_WHAT YOU ARE ASKED TO DO_:
Only lines holding "this" are needed; copy each of them from the data below.

_Data about app and page elements_:
== Segment start ==
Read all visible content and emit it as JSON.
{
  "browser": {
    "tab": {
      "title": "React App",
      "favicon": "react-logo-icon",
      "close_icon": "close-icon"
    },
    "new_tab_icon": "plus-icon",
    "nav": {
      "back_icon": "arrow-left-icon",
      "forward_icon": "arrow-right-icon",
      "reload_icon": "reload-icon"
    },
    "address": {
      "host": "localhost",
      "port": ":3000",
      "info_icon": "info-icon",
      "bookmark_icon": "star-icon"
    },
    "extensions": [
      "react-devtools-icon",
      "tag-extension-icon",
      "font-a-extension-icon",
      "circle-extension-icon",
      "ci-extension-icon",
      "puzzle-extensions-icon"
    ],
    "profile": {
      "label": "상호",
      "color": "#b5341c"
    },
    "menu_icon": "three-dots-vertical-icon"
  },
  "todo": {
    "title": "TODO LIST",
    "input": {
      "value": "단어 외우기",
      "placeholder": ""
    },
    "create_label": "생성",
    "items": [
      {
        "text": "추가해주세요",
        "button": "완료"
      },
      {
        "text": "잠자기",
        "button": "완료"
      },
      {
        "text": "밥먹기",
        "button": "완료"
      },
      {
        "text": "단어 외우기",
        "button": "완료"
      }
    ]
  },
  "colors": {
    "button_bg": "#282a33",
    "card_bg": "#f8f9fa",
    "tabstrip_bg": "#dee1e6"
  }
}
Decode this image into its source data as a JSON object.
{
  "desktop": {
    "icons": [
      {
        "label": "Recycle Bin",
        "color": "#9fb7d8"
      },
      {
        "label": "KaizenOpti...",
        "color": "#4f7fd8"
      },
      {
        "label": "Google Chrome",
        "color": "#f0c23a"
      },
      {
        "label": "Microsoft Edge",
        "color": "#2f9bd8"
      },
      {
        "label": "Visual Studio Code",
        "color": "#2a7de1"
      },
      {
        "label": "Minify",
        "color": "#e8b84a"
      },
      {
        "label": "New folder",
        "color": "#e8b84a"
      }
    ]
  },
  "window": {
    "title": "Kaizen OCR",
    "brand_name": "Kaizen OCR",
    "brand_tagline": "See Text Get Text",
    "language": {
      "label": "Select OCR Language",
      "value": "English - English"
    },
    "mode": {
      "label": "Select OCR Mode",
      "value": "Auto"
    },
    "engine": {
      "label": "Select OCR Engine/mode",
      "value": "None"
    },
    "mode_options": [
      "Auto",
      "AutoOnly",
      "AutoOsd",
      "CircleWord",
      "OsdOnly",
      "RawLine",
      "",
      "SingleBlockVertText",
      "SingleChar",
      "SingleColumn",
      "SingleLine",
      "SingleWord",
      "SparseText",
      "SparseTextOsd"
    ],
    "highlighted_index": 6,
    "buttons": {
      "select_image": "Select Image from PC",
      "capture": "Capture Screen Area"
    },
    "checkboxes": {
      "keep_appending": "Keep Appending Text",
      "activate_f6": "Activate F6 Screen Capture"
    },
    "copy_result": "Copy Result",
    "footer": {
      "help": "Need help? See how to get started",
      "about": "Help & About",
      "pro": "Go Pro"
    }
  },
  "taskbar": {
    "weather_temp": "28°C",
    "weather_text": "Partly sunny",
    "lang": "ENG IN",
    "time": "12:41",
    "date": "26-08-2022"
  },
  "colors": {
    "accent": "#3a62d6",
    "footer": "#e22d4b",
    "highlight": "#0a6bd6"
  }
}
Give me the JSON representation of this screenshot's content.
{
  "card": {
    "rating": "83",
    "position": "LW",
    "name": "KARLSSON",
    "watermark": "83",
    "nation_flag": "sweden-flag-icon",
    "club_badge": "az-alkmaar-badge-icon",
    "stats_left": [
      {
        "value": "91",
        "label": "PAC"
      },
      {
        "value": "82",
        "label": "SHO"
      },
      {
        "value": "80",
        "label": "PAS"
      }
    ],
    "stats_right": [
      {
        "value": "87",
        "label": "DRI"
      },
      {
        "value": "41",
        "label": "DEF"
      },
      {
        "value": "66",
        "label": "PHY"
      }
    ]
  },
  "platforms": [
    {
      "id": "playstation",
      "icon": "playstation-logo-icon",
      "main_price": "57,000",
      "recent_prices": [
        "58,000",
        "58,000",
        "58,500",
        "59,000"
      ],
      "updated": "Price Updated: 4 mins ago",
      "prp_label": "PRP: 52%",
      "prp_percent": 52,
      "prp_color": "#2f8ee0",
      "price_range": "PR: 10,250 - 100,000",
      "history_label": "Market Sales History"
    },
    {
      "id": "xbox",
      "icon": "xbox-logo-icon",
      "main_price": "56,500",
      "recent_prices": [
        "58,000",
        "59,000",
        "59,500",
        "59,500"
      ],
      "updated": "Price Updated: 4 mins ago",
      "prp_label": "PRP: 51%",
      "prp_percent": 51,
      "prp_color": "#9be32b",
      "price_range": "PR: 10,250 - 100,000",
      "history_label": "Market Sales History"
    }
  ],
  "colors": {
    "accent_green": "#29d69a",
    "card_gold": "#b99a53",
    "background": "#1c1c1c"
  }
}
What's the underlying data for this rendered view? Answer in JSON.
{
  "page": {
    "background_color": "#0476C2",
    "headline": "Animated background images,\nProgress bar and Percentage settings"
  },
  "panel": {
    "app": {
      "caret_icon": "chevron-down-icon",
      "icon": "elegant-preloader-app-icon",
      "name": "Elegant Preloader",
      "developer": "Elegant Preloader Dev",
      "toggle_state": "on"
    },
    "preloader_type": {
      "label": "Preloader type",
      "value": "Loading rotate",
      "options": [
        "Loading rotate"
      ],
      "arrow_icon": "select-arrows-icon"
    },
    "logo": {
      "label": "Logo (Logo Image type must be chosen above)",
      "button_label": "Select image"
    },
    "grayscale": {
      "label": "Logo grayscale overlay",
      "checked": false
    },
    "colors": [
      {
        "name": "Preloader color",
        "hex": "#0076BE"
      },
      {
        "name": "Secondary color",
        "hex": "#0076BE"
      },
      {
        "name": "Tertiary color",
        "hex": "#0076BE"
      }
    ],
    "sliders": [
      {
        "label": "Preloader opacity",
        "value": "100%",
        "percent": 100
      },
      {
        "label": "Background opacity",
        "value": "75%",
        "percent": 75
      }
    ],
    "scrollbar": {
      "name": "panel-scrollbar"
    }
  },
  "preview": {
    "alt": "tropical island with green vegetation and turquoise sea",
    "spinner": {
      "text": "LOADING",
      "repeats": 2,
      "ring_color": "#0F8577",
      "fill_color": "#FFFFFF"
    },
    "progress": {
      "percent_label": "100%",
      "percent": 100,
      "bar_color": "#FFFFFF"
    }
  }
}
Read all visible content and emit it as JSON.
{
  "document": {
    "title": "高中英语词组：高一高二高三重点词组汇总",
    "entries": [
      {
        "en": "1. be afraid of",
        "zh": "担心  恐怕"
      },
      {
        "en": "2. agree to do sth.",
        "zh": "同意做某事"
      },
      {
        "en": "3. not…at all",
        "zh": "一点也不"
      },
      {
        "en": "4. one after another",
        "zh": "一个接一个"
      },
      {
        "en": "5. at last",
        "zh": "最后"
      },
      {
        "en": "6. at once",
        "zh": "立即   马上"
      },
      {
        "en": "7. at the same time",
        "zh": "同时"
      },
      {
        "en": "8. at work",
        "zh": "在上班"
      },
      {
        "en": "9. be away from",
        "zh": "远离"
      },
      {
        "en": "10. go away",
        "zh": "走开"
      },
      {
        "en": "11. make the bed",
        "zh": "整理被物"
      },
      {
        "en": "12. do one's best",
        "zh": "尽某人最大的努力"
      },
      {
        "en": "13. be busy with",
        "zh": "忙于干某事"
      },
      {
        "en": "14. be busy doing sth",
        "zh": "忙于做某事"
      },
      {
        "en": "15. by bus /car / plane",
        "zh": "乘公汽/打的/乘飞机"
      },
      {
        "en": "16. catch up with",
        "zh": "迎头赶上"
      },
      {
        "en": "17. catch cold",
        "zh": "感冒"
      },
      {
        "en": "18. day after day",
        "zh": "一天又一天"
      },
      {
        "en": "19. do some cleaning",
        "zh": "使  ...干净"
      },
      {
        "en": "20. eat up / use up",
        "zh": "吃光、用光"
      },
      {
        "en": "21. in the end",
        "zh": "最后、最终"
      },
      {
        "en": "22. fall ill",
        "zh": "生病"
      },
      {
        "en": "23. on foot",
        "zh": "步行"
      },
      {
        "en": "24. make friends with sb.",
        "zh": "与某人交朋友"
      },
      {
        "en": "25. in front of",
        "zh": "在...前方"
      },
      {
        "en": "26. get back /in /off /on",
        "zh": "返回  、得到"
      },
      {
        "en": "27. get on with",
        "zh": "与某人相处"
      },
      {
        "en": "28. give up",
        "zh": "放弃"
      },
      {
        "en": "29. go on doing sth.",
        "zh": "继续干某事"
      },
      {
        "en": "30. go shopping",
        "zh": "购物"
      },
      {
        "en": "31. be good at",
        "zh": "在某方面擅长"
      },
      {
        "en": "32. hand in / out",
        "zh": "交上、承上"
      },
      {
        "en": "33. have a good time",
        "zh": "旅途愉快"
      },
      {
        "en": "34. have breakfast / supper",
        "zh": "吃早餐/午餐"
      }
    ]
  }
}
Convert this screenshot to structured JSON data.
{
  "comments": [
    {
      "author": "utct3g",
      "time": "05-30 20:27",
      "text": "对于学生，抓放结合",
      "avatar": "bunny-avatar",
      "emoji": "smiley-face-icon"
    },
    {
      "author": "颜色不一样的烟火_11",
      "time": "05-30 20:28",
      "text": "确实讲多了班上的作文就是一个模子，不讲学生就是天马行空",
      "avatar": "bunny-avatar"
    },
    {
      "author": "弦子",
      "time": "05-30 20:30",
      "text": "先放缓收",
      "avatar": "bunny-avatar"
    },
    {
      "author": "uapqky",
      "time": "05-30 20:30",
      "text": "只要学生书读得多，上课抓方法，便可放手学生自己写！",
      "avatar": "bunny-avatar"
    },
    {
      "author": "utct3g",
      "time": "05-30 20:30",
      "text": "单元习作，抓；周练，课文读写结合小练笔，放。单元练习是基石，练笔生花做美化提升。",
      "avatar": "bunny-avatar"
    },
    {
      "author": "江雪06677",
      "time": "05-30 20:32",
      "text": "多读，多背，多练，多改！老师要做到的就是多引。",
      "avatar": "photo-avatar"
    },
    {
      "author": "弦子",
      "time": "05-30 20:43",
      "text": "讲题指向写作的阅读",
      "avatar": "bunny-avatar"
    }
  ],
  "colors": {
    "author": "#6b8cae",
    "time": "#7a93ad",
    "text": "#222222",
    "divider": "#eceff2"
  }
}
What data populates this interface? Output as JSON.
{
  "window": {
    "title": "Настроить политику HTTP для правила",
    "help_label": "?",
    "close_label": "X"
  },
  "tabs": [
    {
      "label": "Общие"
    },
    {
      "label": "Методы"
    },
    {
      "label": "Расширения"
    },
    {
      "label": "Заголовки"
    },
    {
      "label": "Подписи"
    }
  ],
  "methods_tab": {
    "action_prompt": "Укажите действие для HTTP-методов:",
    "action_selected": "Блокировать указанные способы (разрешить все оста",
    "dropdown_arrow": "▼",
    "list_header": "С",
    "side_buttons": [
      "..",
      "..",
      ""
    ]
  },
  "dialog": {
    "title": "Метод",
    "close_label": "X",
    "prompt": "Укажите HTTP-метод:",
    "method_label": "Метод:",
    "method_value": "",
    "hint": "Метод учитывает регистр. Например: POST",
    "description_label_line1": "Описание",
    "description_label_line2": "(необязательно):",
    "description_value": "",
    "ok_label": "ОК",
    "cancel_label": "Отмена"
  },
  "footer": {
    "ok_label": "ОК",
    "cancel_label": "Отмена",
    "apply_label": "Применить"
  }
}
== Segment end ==
_SOLUTION TO THE EXERCISE_:
Decode this image into its source data as a JSON object.
Give me the JSON representation of this screenshot's content.
What's the underlying data for this rendered view? Answer in JSON.
Convert this screenshot to structured JSON data.
What data populates this interface? Output as JSON.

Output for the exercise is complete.